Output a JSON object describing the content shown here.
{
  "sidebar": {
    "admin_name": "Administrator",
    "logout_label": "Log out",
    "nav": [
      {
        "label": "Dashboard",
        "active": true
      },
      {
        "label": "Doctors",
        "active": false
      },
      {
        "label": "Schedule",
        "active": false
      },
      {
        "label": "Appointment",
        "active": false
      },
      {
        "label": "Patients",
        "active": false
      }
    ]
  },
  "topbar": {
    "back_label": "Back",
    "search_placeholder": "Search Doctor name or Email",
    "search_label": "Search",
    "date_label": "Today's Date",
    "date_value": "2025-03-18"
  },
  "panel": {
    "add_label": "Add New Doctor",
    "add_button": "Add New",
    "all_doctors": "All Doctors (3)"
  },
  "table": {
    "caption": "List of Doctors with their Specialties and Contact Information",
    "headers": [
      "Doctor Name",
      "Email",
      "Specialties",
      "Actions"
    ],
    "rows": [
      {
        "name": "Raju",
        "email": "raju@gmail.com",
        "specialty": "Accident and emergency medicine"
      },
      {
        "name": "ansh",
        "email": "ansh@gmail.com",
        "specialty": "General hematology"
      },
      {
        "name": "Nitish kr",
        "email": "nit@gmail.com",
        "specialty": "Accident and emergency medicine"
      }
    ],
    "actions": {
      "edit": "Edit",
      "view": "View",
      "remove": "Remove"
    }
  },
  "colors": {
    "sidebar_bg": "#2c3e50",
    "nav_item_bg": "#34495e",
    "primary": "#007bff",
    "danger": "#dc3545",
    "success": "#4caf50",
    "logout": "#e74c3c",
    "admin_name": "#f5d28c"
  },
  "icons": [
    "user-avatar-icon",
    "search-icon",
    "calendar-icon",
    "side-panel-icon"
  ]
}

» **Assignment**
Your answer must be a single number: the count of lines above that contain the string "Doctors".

» **Response area**
3